It was a dream-come-true when I was elected captain of the Harvard Rugby Team. While our successful fall season allowed us to qualify for Nationals, we were fifteenth out of sixteen teams, and nobody expected us to win a game. All I wanted that year was to win the National Championship title. Period.
My goal was very simple but also very difficult.
Personal S.W.O.T. (Strengths, Weaknesses, Opportunities, Threats)
Even I had doubts, which is why I sat down with the other officers of the team and we had a brainstorming session to discuss our team’s strengths, weaknesses, opportunities and threats. It was completely eye opening to actually write everything out and look at ourselves objectively. Once we had compiled the list, we created a plan to reduce our weaknesses and minimize our threats.
For example, our team’s players were physically smaller than the players we would be facing at nationals, so we developed a workout routine that included intense weight training to increase our size.
We also sought to maximize our strengths and opportunities. Since we had a lot of very fast players on our team, we created a game strategy that spread us out very widely across the field. This created more space for our fast runners to make gains.
Develop Measurable Behaviors
Now understanding what we needed to develop as a team, it was time to create some very measurable behaviors to improve over the winter off-season. This was very simple, we ran practices four times per week and in each practice, we included some element of: endurance training to improve our stamina, weight training to increase our size, skills practice to improve our ball-handling skills, and tackling drills to improve our tackling.
We mapped out what the entire winter off-season would look like and developed a timeline for where we expected to be by certain points in the winter. The beauty of our strategy was that it was very simple. We only focused on activities that would help us achieve our goal—winning Nationals.
With a strong game plan in place, we needed to believe in ourselves as a team. A few players on the team were convinced that all of this practicing was a waste of time. Their defeatist attitude affected the rest of the team. To nip this negativity in the bud, I knew I had to talk to the team at the next practice.
“Boys, I know that a lot of people doubt us. Many of us here doubt our chances at the national tournament, but we have an opportunity to do something that few Harvard Rugby players have ever done. Win a national title. Tonight, go home and picture yourself on the field beating the best teams in the country. If you can’t picture us winning a National Title, then hang up your boots and stay home. We need to believe and trust that we can win this. There is no room for doubt…” After that practice, doubt became unacceptable.
Stick to Your Game plan

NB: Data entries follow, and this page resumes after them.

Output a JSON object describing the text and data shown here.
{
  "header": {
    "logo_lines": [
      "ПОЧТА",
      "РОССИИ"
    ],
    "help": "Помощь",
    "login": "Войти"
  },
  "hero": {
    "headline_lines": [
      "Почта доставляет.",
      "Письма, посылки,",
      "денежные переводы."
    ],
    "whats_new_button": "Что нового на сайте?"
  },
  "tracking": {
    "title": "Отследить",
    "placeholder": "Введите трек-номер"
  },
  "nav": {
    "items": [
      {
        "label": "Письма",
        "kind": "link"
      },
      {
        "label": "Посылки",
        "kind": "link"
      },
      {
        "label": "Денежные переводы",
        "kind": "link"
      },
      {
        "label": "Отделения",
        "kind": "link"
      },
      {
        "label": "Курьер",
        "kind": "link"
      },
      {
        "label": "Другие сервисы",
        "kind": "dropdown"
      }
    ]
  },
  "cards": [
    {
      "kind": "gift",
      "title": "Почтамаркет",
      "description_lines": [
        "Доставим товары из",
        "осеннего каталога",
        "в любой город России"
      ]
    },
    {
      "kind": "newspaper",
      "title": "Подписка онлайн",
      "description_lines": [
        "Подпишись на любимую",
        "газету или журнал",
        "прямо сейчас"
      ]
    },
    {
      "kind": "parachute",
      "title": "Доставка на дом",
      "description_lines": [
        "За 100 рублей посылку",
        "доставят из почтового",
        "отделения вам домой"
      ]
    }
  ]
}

Arriving at the Stanford Rugby Stadium, we were intimidated by the professionalism, size and confidence of the other teams. Ignoring my own fears, I reminded each player individually that we could beat these teams. Our first game was against number two in the nation, Utah, and we were so nervous at the start of the game that we were fumbling and missing passes. But within 2 minutes, we regained our confidence and began to execute exactly as we had practiced.
We played that game beautifully. I remember crying after the final whistle blew, knowing that we had won.
Ultimately, we won the next two games against Penn State and West Point but lost the championship game to Air Force Academy by a very slim margin. It was disappointing, but we had still done the unimaginable.
The rugby media called us the “Cinderella Story” of collegiate rugby. We were fifteen warriors with no business playing rugby at that level, but by developing a strong game plan and believing in ourselves, we were able to play a level of rugby that far exceeded our individual abilities. That experience broadened my understanding of what a great team can accomplish.
Check out this short video of Harvard Rugby at Nationals:
Applying this to your Life
How can you apply this process to your own life? Think for a second about a particular goal that you want to achieve and then follow these steps:
Identify your S.W.O.T.—strengths, weaknesses, opportunities, and threats.
What are the areas where you must develop yourself in order to achieve your goal?
Develop measurable behaviors
What activities do you need to carry out on a regular basis in order to achieve your goal?
Are you willing to look past your doubts and know that you can achieve what you want?
Stick to Your Game plan
Will you remain focused on your game plan and ignore distractions?
If you follow this strategy, your results will be staggering.
What is one goal that you want to achieve? Share below!
Written by Marc Wayshak, Motivational College Speaker